How to complete this task:
Return each entry below without any alteration.

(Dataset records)
.....
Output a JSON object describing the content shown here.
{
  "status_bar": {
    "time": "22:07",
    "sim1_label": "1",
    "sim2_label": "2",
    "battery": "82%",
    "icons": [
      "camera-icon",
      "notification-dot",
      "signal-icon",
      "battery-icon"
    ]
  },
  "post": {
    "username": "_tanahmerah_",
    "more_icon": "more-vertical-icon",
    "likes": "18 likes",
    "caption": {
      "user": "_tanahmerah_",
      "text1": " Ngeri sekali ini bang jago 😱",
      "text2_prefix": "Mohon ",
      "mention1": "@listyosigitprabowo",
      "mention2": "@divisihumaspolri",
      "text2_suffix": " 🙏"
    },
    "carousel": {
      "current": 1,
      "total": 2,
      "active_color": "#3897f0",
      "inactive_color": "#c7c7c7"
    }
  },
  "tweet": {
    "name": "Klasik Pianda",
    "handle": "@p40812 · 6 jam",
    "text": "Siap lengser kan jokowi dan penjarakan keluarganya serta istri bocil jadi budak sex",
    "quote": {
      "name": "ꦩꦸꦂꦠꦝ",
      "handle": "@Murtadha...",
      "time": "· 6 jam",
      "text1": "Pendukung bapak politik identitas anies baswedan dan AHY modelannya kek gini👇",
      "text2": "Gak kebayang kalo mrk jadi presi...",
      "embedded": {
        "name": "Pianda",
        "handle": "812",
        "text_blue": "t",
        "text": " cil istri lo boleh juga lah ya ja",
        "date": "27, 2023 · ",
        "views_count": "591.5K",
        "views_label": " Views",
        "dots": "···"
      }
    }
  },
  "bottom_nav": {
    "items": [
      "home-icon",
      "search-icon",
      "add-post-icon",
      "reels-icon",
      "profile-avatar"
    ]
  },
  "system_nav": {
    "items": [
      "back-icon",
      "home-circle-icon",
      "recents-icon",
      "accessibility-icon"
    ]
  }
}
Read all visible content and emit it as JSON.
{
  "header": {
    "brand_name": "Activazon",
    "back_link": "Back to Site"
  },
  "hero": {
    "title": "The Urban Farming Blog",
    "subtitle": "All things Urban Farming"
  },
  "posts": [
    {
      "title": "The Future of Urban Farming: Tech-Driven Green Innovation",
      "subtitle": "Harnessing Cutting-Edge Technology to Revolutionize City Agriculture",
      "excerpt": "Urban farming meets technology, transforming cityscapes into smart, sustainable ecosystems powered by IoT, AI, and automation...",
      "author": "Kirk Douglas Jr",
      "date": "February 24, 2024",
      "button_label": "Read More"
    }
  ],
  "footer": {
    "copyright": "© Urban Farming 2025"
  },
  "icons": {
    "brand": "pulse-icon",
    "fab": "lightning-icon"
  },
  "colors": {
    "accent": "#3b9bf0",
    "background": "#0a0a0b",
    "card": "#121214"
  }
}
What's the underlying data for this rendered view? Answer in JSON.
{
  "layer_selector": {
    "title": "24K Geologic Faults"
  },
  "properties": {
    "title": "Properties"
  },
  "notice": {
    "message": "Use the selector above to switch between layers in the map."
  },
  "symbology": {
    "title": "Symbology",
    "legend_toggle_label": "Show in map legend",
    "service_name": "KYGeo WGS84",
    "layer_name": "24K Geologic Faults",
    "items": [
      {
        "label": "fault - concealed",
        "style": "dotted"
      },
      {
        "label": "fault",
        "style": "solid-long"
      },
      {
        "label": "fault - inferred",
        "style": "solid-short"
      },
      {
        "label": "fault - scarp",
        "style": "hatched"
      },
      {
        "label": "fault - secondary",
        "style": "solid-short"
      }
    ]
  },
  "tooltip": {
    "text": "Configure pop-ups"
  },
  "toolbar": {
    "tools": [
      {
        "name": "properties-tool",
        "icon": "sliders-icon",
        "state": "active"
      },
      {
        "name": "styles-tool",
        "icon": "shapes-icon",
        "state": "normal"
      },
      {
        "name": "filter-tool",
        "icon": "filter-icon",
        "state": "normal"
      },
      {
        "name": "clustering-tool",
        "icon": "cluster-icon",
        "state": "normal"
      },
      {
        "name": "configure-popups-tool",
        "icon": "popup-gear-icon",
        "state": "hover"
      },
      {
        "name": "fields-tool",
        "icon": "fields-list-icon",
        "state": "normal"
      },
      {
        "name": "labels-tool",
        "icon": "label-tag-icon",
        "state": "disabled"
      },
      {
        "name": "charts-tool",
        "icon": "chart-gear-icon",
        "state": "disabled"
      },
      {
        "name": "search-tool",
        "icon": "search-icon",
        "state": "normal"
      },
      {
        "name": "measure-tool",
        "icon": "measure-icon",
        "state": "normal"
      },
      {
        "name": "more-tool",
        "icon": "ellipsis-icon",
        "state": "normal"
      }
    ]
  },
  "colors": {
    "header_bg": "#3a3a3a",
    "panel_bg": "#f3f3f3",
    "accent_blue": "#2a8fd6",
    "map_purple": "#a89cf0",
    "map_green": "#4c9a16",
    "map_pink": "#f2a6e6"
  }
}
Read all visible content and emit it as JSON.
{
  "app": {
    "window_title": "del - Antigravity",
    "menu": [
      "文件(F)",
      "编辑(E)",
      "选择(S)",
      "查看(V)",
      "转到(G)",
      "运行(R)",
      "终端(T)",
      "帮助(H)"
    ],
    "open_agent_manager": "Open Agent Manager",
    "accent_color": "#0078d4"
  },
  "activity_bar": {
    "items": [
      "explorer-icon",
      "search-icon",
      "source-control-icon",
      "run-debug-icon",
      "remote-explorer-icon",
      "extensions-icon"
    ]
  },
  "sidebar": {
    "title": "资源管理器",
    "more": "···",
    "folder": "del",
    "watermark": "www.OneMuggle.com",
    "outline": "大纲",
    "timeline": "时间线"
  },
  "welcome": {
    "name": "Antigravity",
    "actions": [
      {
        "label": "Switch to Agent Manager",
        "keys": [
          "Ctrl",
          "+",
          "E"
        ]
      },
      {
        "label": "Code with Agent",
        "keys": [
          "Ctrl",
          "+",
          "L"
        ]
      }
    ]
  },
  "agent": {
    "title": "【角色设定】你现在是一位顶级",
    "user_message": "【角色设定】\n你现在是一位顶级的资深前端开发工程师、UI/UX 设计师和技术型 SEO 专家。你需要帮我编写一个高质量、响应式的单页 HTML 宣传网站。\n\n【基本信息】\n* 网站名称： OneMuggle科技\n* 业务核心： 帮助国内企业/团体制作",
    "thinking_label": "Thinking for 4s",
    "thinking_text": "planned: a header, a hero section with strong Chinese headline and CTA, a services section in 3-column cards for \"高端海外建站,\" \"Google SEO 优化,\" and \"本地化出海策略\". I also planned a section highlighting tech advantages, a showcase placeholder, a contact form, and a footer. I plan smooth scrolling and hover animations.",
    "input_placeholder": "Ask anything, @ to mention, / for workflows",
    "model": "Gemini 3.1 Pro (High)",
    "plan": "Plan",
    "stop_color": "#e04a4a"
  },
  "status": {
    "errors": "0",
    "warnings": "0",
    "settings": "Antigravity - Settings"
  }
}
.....
Written answer:
Output a JSON object describing the content shown here.
{
  "status_bar": {
    "time": "22:07",
    "sim1_label": "1",
    "sim2_label": "2",
    "battery": "82%",
    "icons": [
      "camera-icon",
      "notification-dot",
      "signal-icon",
      "battery-icon"
    ]
  },
  "post": {
    "username": "_tanahmerah_",
    "more_icon": "more-vertical-icon",
    "likes": "18 likes",
    "caption": {
      "user": "_tanahmerah_",
      "text1": " Ngeri sekali ini bang jago 😱",
      "text2_prefix": "Mohon ",
      "mention1": "@listyosigitprabowo",
      "mention2": "@divisihumaspolri",
      "text2_suffix": " 🙏"
    },
    "carousel": {
      "current": 1,
      "total": 2,
      "active_color": "#3897f0",
      "inactive_color": "#c7c7c7"
    }
  },
  "tweet": {
    "name": "Klasik Pianda",
    "handle": "@p40812 · 6 jam",
    "text": "Siap lengser kan jokowi dan penjarakan keluarganya serta istri bocil jadi budak sex",
    "quote": {
      "name": "ꦩꦸꦂꦠꦝ",
      "handle": "@Murtadha...",
      "time": "· 6 jam",
      "text1": "Pendukung bapak politik identitas anies baswedan dan AHY modelannya kek gini👇",
      "text2": "Gak kebayang kalo mrk jadi presi...",
      "embedded": {
        "name": "Pianda",
        "handle": "812",
        "text_blue": "t",
        "text": " cil istri lo boleh juga lah ya ja",
        "date": "27, 2023 · ",
        "views_count": "591.5K",
        "views_label": " Views",
        "dots": "···"
      }
    }
  },
  "bottom_nav": {
    "items": [
      "home-icon",
      "search-icon",
      "add-post-icon",
      "reels-icon",
      "profile-avatar"
    ]
  },
  "system_nav": {
    "items": [
      "back-icon",
      "home-circle-icon",
      "recents-icon",
      "accessibility-icon"
    ]
  }
}
Read all visible content and emit it as JSON.
{
  "header": {
    "brand_name": "Activazon",
    "back_link": "Back to Site"
  },
  "hero": {
    "title": "The Urban Farming Blog",
    "subtitle": "All things Urban Farming"
  },
  "posts": [
    {
      "title": "The Future of Urban Farming: Tech-Driven Green Innovation",
      "subtitle": "Harnessing Cutting-Edge Technology to Revolutionize City Agriculture",
      "excerpt": "Urban farming meets technology, transforming cityscapes into smart, sustainable ecosystems powered by IoT, AI, and automation...",
      "author": "Kirk Douglas Jr",
      "date": "February 24, 2024",
      "button_label": "Read More"
    }
  ],
  "footer": {
    "copyright": "© Urban Farming 2025"
  },
  "icons": {
    "brand": "pulse-icon",
    "fab": "lightning-icon"
  },
  "colors": {
    "accent": "#3b9bf0",
    "background": "#0a0a0b",
    "card": "#121214"
  }
}
What's the underlying data for this rendered view? Answer in JSON.
{
  "layer_selector": {
    "title": "24K Geologic Faults"
  },
  "properties": {
    "title": "Properties"
  },
  "notice": {
    "message": "Use the selector above to switch between layers in the map."
  },
  "symbology": {
    "title": "Symbology",
    "legend_toggle_label": "Show in map legend",
    "service_name": "KYGeo WGS84",
    "layer_name": "24K Geologic Faults",
    "items": [
      {
        "label": "fault - concealed",
        "style": "dotted"
      },
      {
        "label": "fault",
        "style": "solid-long"
      },
      {
        "label": "fault - inferred",
        "style": "solid-short"
      },
      {
        "label": "fault - scarp",
        "style": "hatched"
      },
      {
        "label": "fault - secondary",
        "style": "solid-short"
      }
    ]
  },
  "tooltip": {
    "text": "Configure pop-ups"
  },
  "toolbar": {
    "tools": [
      {
        "name": "properties-tool",
        "icon": "sliders-icon",
        "state": "active"
      },
      {
        "name": "styles-tool",
        "icon": "shapes-icon",
        "state": "normal"
      },
      {
        "name": "filter-tool",
        "icon": "filter-icon",
        "state": "normal"
      },
      {
        "name": "clustering-tool",
        "icon": "cluster-icon",
        "state": "normal"
      },
      {
        "name": "configure-popups-tool",
        "icon": "popup-gear-icon",
        "state": "hover"
      },
      {
        "name": "fields-tool",
        "icon": "fields-list-icon",
        "state": "normal"
      },
      {
        "name": "labels-tool",
        "icon": "label-tag-icon",
        "state": "disabled"
      },
      {
        "name": "charts-tool",
        "icon": "chart-gear-icon",
        "state": "disabled"
      },
      {
        "name": "search-tool",
        "icon": "search-icon",
        "state": "normal"
      },
      {
        "name": "measure-tool",
        "icon": "measure-icon",
        "state": "normal"
      },
      {
        "name": "more-tool",
        "icon": "ellipsis-icon",
        "state": "normal"
      }
    ]
  },
  "colors": {
    "header_bg": "#3a3a3a",
    "panel_bg": "#f3f3f3",
    "accent_blue": "#2a8fd6",
    "map_purple": "#a89cf0",
    "map_green": "#4c9a16",
    "map_pink": "#f2a6e6"
  }
}
Read all visible content and emit it as JSON.
{
  "app": {
    "window_title": "del - Antigravity",
    "menu": [
      "文件(F)",
      "编辑(E)",
      "选择(S)",
      "查看(V)",
      "转到(G)",
      "运行(R)",
      "终端(T)",
      "帮助(H)"
    ],
    "open_agent_manager": "Open Agent Manager",
    "accent_color": "#0078d4"
  },
  "activity_bar": {
    "items": [
      "explorer-icon",
      "search-icon",
      "source-control-icon",
      "run-debug-icon",
      "remote-explorer-icon",
      "extensions-icon"
    ]
  },
  "sidebar": {
    "title": "资源管理器",
    "more": "···",
    "folder": "del",
    "watermark": "www.OneMuggle.com",
    "outline": "大纲",
    "timeline": "时间线"
  },
  "welcome": {
    "name": "Antigravity",
    "actions": [
      {
        "label": "Switch to Agent Manager",
        "keys": [
          "Ctrl",
          "+",
          "E"
        ]
      },
      {
        "label": "Code with Agent",
        "keys": [
          "Ctrl",
          "+",
          "L"
        ]
      }
    ]
  },
  "agent": {
    "title": "【角色设定】你现在是一位顶级",
    "user_message": "【角色设定】\n你现在是一位顶级的资深前端开发工程师、UI/UX 设计师和技术型 SEO 专家。你需要帮我编写一个高质量、响应式的单页 HTML 宣传网站。\n\n【基本信息】\n* 网站名称： OneMuggle科技\n* 业务核心： 帮助国内企业/团体制作",
    "thinking_label": "Thinking for 4s",
    "thinking_text": "planned: a header, a hero section with strong Chinese headline and CTA, a services section in 3-column cards for \"高端海外建站,\" \"Google SEO 优化,\" and \"本地化出海策略\". I also planned a section highlighting tech advantages, a showcase placeholder, a contact form, and a footer. I plan smooth scrolling and hover animations.",
    "input_placeholder": "Ask anything, @ to mention, / for workflows",
    "model": "Gemini 3.1 Pro (High)",
    "plan": "Plan",
    "stop_color": "#e04a4a"
  },
  "status": {
    "errors": "0",
    "warnings": "0",
    "settings": "Antigravity - Settings"
  }
}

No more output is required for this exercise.